The window! But he was on the third floor. It was better than ending up like Tim and Bill! He charged at it, breaking through. Screaming, he fell to the yard below.
The door creaked slowly open. The mattress bent into a frown.
Liam Wilson, the prissy realtor, waited for his call to be answered. “Mr. Casey,” he began. “Yes, I’m at the house. The truck’s here, and it seems pretty full, but I don’t see. . . Oh, dear God! Hold on!”
Wilson spotted something near the front hedges. He ran to it.
The man was definitely dead, his neck twisted in a way no living neck could twist.
Wilson looked up and saw the broken window. He put the phone back to his mouth. “There’s been a terrible accident. One of your men is lying here – dead. He seems to have fallen out a window. . . No, I don’t see any sign of the other two. Perhaps they’re in the house. . . Yes, you call the police and I’ll have a look inside.”
Liam ended the call and added, “They’d better be in there.”
Wilson found no signs of the other two movers. He looked at the broken window. Now he’d have to get that fixed for his client as well! He redialed Mr. Casey.
“I don’t see the other men anywhere. . . Everything’s out of the house, except for one old bed. . . Well, I’ll have to hire another company, won’t I? My client was very particular that nothing should remain. . . No, I won’t be hiring another one of your crews. With all due respect to your dead man, I now have to get someone else to finish the job and repair this broken window. . . Yes, send someone over to retrieve your truck. After I see what the rest of this will cost me, we’ll work out an equitable arrangement for the work your men did complete. . . Goodbye.”
He ended the call. “What a waste of time!” he grumbled.
He dialed the office. While he waited for someone to answer, he admired the old bed. The bedspread and sheets were a glimmering white. They felt like damask to him. It was so tempting to pull the covers back, lie down, and take a nap.
“Jean, it’s me,” he began after the receptionist picked up. “I’m at the property, and I’m going to be here longer than I expected.
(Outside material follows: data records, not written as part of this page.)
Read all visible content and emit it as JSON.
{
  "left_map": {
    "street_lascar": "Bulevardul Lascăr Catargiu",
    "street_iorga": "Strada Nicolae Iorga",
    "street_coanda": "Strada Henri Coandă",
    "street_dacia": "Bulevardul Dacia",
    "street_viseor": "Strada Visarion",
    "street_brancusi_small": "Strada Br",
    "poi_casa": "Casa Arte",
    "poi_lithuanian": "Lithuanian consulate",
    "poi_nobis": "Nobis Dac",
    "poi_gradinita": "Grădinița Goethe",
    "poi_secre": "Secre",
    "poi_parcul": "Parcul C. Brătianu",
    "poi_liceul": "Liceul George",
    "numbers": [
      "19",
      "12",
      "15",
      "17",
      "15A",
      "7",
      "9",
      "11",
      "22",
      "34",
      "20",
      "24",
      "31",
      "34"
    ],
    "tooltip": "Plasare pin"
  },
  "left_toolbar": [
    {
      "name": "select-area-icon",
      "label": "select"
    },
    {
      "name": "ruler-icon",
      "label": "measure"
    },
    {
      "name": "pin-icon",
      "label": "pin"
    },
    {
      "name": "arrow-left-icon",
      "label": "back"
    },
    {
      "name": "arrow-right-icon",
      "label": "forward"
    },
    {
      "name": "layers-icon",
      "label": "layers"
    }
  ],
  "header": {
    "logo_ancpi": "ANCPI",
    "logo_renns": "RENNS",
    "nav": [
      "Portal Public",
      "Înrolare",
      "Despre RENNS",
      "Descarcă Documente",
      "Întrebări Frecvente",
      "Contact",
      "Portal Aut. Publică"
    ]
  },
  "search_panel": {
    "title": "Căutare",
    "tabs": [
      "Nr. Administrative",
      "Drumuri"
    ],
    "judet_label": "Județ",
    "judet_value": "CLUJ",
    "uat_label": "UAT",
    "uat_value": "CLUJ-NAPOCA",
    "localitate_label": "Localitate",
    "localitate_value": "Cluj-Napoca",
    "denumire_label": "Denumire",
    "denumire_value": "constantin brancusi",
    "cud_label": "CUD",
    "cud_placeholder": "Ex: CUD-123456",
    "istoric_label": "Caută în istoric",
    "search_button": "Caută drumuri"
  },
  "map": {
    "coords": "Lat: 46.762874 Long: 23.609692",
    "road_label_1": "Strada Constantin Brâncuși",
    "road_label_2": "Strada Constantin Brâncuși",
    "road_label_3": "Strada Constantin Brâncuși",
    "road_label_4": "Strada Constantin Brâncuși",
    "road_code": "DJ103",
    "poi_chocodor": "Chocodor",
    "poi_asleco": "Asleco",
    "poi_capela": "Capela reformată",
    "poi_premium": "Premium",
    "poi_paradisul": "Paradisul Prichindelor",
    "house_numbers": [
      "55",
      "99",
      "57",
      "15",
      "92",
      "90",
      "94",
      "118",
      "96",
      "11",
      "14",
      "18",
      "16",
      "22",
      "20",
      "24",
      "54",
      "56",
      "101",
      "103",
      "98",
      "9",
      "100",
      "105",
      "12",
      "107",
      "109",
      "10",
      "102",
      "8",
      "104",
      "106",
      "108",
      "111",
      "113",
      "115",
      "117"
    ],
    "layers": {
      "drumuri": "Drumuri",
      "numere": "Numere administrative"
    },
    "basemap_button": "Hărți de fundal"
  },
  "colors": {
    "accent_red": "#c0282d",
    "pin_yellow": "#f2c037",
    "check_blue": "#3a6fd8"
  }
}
Can you please find me another moving company and a guy to replace a broken window? … I’ll explain later. … Thank you.” He ended his call and sighed. “A realtor’s work is never done,” he said. He heard giggling and looked through the broken window. Schoolchildren likely, he thought, though he didn’t see any. It was that time of day.
He had only a few seconds after the door slammed shut and locked and the sucking wind began to realize how wrong he had been.